** Opening DATA UNDER STUDY block **
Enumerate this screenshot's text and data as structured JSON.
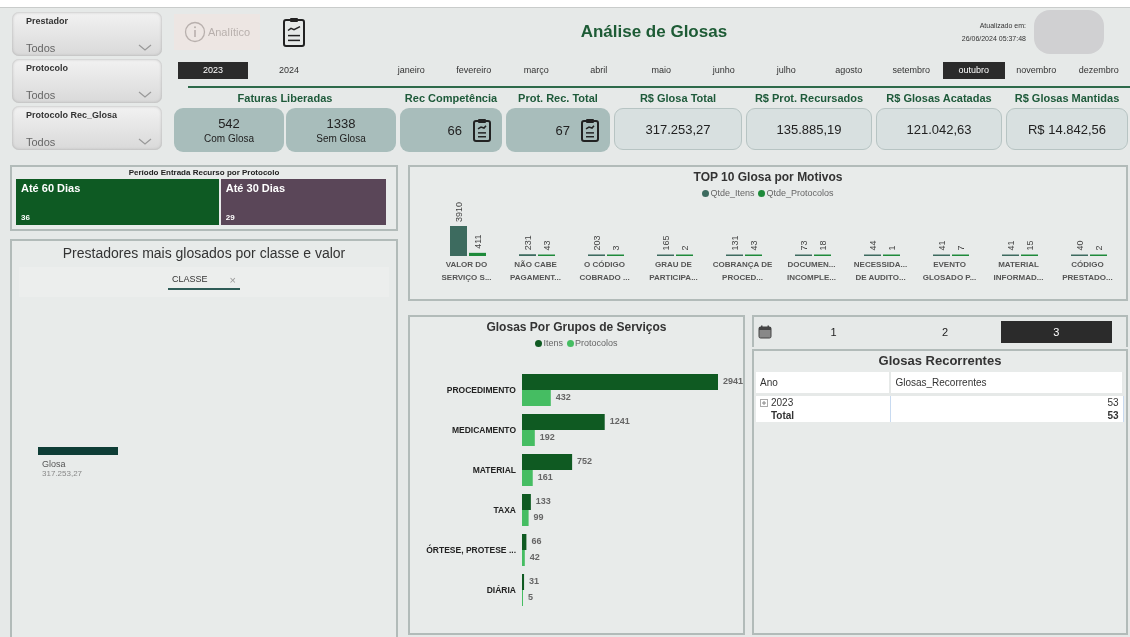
{
  "filters": [
    {
      "label": "Prestador",
      "value": "Todos"
    },
    {
      "label": "Protocolo",
      "value": "Todos"
    },
    {
      "label": "Protocolo Rec_Glosa",
      "value": "Todos"
    }
  ],
  "header": {
    "analitico_button": {
      "label": "Analítico",
      "disabled": true
    },
    "title": "Análise de Glosas",
    "updated_label": "Atualizado em:",
    "updated_value": "26/06/2024 05:37:48"
  },
  "years": [
    {
      "label": "2023",
      "selected": true
    },
    {
      "label": "2024",
      "selected": false
    }
  ],
  "months": [
    {
      "label": "janeiro",
      "selected": false
    },
    {
      "label": "fevereiro",
      "selected": false
    },
    {
      "label": "março",
      "selected": false
    },
    {
      "label": "abril",
      "selected": false
    },
    {
      "label": "maio",
      "selected": false
    },
    {
      "label": "junho",
      "selected": false
    },
    {
      "label": "julho",
      "selected": false
    },
    {
      "label": "agosto",
      "selected": false
    },
    {
      "label": "setembro",
      "selected": false
    },
    {
      "label": "outubro",
      "selected": true
    },
    {
      "label": "novembro",
      "selected": false
    },
    {
      "label": "dezembro",
      "selected": false
    }
  ],
  "kpis": [
    {
      "title": "Faturas Liberadas",
      "kind": "split",
      "cards": [
        {
          "value": "542",
          "label": "Com Glosa"
        },
        {
          "value": "1338",
          "label": "Sem Glosa"
        }
      ]
    },
    {
      "title": "Rec Competência",
      "kind": "icon",
      "cards": [
        {
          "value": "66"
        }
      ]
    },
    {
      "title": "Prot. Rec. Total",
      "kind": "icon",
      "cards": [
        {
          "value": "67"
        }
      ]
    },
    {
      "title": "R$ Glosa Total",
      "kind": "plain",
      "cards": [
        {
          "value": "317.253,27"
        }
      ]
    },
    {
      "title": "R$ Prot. Recursados",
      "kind": "plain",
      "cards": [
        {
          "value": "135.885,19"
        }
      ]
    },
    {
      "title": "R$ Glosas Acatadas",
      "kind": "plain",
      "cards": [
        {
          "value": "121.042,63"
        }
      ]
    },
    {
      "title": "R$ Glosas Mantidas",
      "kind": "plain",
      "cards": [
        {
          "value": "R$ 14.842,56"
        }
      ]
    }
  ],
  "periodo": {
    "title": "Período Entrada Recurso por Protocolo",
    "items": [
      {
        "label": "Até 60 Dias",
        "value": "36",
        "color": "#0e5a23"
      },
      {
        "label": "Até 30 Dias",
        "value": "29",
        "color": "#5a4658"
      }
    ]
  },
  "prestadores": {
    "title": "Prestadores mais glosados por classe e valor",
    "column_header": "CLASSE",
    "close": "×",
    "node": {
      "label": "Glosa",
      "value": "317.253,27"
    }
  },
  "top10": {
    "chart_data": {
      "type": "bar",
      "title": "TOP 10 Glosa por Motivos",
      "legend": "top",
      "categories": [
        "VALOR DO SERVIÇO S...",
        "NÃO CABE PAGAMENT...",
        "O CÓDIGO COBRADO ...",
        "GRAU DE PARTICIPA...",
        "COBRANÇA DE PROCED...",
        "DOCUMEN... INCOMPLE...",
        "NECESSIDA... DE AUDITO...",
        "EVENTO GLOSADO P...",
        "MATERIAL INFORMAD...",
        "CÓDIGO PRESTADO..."
      ],
      "data_labels": true,
      "series": [
        {
          "name": "Qtde_Itens",
          "color": "#3d6b5f",
          "values": [
            3910,
            231,
            203,
            165,
            131,
            73,
            44,
            41,
            41,
            40
          ]
        },
        {
          "name": "Qtde_Protocolos",
          "color": "#1e8a3a",
          "values": [
            411,
            43,
            3,
            2,
            43,
            18,
            1,
            7,
            15,
            2
          ]
        }
      ]
    }
  },
  "grupos": {
    "chart_data": {
      "type": "bar",
      "orientation": "horizontal",
      "title": "Glosas Por Grupos de Serviços",
      "legend": "top",
      "categories": [
        "PROCEDIMENTO",
        "MEDICAMENTO",
        "MATERIAL",
        "TAXA",
        "ÓRTESE, PROTESE ...",
        "DIÁRIA"
      ],
      "data_labels": true,
      "series": [
        {
          "name": "Itens",
          "color": "#0f5a22",
          "values": [
            2941,
            1241,
            752,
            133,
            66,
            31
          ]
        },
        {
          "name": "Protocolos",
          "color": "#45bd62",
          "values": [
            432,
            192,
            161,
            99,
            42,
            5
          ]
        }
      ]
    }
  },
  "pages": [
    {
      "label": "1",
      "selected": false
    },
    {
      "label": "2",
      "selected": false
    },
    {
      "label": "3",
      "selected": true
    }
  ],
  "recorrentes": {
    "title": "Glosas Recorrentes",
    "columns": [
      "Ano",
      "Glosas_Recorrentes"
    ],
    "rows": [
      {
        "kind": "year",
        "expanded": false,
        "cells": [
          "2023",
          "53"
        ]
      },
      {
        "kind": "total",
        "cells": [
          "Total",
          "53"
        ]
      }
    ]
  }
}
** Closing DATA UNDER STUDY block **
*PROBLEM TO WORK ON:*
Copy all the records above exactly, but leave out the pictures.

*RESPONSE FOR THIS EXERCISE:*
Enumerate this screenshot's text and data as structured JSON.
{
  "filters": [
    {
      "label": "Prestador",
      "value": "Todos"
    },
    {
      "label": "Protocolo",
      "value": "Todos"
    },
    {
      "label": "Protocolo Rec_Glosa",
      "value": "Todos"
    }
  ],
  "header": {
    "analitico_button": {
      "label": "Analítico",
      "disabled": true
    },
    "title": "Análise de Glosas",
    "updated_label": "Atualizado em:",
    "updated_value": "26/06/2024 05:37:48"
  },
  "years": [
    {
      "label": "2023",
      "selected": true
    },
    {
      "label": "2024",
      "selected": false
    }
  ],
  "months": [
    {
      "label": "janeiro",
      "selected": false
    },
    {
      "label": "fevereiro",
      "selected": false
    },
    {
      "label": "março",
      "selected": false
    },
    {
      "label": "abril",
      "selected": false
    },
    {
      "label": "maio",
      "selected": false
    },
    {
      "label": "junho",
      "selected": false
    },
    {
      "label": "julho",
      "selected": false
    },
    {
      "label": "agosto",
      "selected": false
    },
    {
      "label": "setembro",
      "selected": false
    },
    {
      "label": "outubro",
      "selected": true
    },
    {
      "label": "novembro",
      "selected": false
    },
    {
      "label": "dezembro",
      "selected": false
    }
  ],
  "kpis": [
    {
      "title": "Faturas Liberadas",
      "kind": "split",
      "cards": [
        {
          "value": "542",
          "label": "Com Glosa"
        },
        {
          "value": "1338",
          "label": "Sem Glosa"
        }
      ]
    },
    {
      "title": "Rec Competência",
      "kind": "icon",
      "cards": [
        {
          "value": "66"
        }
      ]
    },
    {
      "title": "Prot. Rec. Total",
      "kind": "icon",
      "cards": [
        {
          "value": "67"
        }
      ]
    },
    {
      "title": "R$ Glosa Total",
      "kind": "plain",
      "cards": [
        {
          "value": "317.253,27"
        }
      ]
    },
    {
      "title": "R$ Prot. Recursados",
      "kind": "plain",
      "cards": [
        {
          "value": "135.885,19"
        }
      ]
    },
    {
      "title": "R$ Glosas Acatadas",
      "kind": "plain",
      "cards": [
        {
          "value": "121.042,63"
        }
      ]
    },
    {
      "title": "R$ Glosas Mantidas",
      "kind": "plain",
      "cards": [
        {
          "value": "R$ 14.842,56"
        }
      ]
    }
  ],
  "periodo": {
    "title": "Período Entrada Recurso por Protocolo",
    "items": [
      {
        "label": "Até 60 Dias",
        "value": "36",
        "color": "#0e5a23"
      },
      {
        "label": "Até 30 Dias",
        "value": "29",
        "color": "#5a4658"
      }
    ]
  },
  "prestadores": {
    "title": "Prestadores mais glosados por classe e valor",
    "column_header": "CLASSE",
    "close": "×",
    "node": {
      "label": "Glosa",
      "value": "317.253,27"
    }
  },
  "top10": {
    "chart_data": {
      "type": "bar",
      "title": "TOP 10 Glosa por Motivos",
      "legend": "top",
      "categories": [
        "VALOR DO SERVIÇO S...",
        "NÃO CABE PAGAMENT...",
        "O CÓDIGO COBRADO ...",
        "GRAU DE PARTICIPA...",
        "COBRANÇA DE PROCED...",
        "DOCUMEN... INCOMPLE...",
        "NECESSIDA... DE AUDITO...",
        "EVENTO GLOSADO P...",
        "MATERIAL INFORMAD...",
        "CÓDIGO PRESTADO..."
      ],
      "data_labels": true,
      "series": [
        {
          "name": "Qtde_Itens",
          "color": "#3d6b5f",
          "values": [
            3910,
            231,
            203,
            165,
            131,
            73,
            44,
            41,
            41,
            40
          ]
        },
        {
          "name": "Qtde_Protocolos",
          "color": "#1e8a3a",
          "values": [
            411,
            43,
            3,
            2,
            43,
            18,
            1,
            7,
            15,
            2
          ]
        }
      ]
    }
  },
  "grupos": {
    "chart_data": {
      "type": "bar",
      "orientation": "horizontal",
      "title": "Glosas Por Grupos de Serviços",
      "legend": "top",
      "categories": [
        "PROCEDIMENTO",
        "MEDICAMENTO",
        "MATERIAL",
        "TAXA",
        "ÓRTESE, PROTESE ...",
        "DIÁRIA"
      ],
      "data_labels": true,
      "series": [
        {
          "name": "Itens",
          "color": "#0f5a22",
          "values": [
            2941,
            1241,
            752,
            133,
            66,
            31
          ]
        },
        {
          "name": "Protocolos",
          "color": "#45bd62",
          "values": [
            432,
            192,
            161,
            99,
            42,
            5
          ]
        }
      ]
    }
  },
  "pages": [
    {
      "label": "1",
      "selected": false
    },
    {
      "label": "2",
      "selected": false
    },
    {
      "label": "3",
      "selected": true
    }
  ],
  "recorrentes": {
    "title": "Glosas Recorrentes",
    "columns": [
      "Ano",
      "Glosas_Recorrentes"
    ],
    "rows": [
      {
        "kind": "year",
        "expanded": false,
        "cells": [
          "2023",
          "53"
        ]
      },
      {
        "kind": "total",
        "cells": [
          "Total",
          "53"
        ]
      }
    ]
  }
}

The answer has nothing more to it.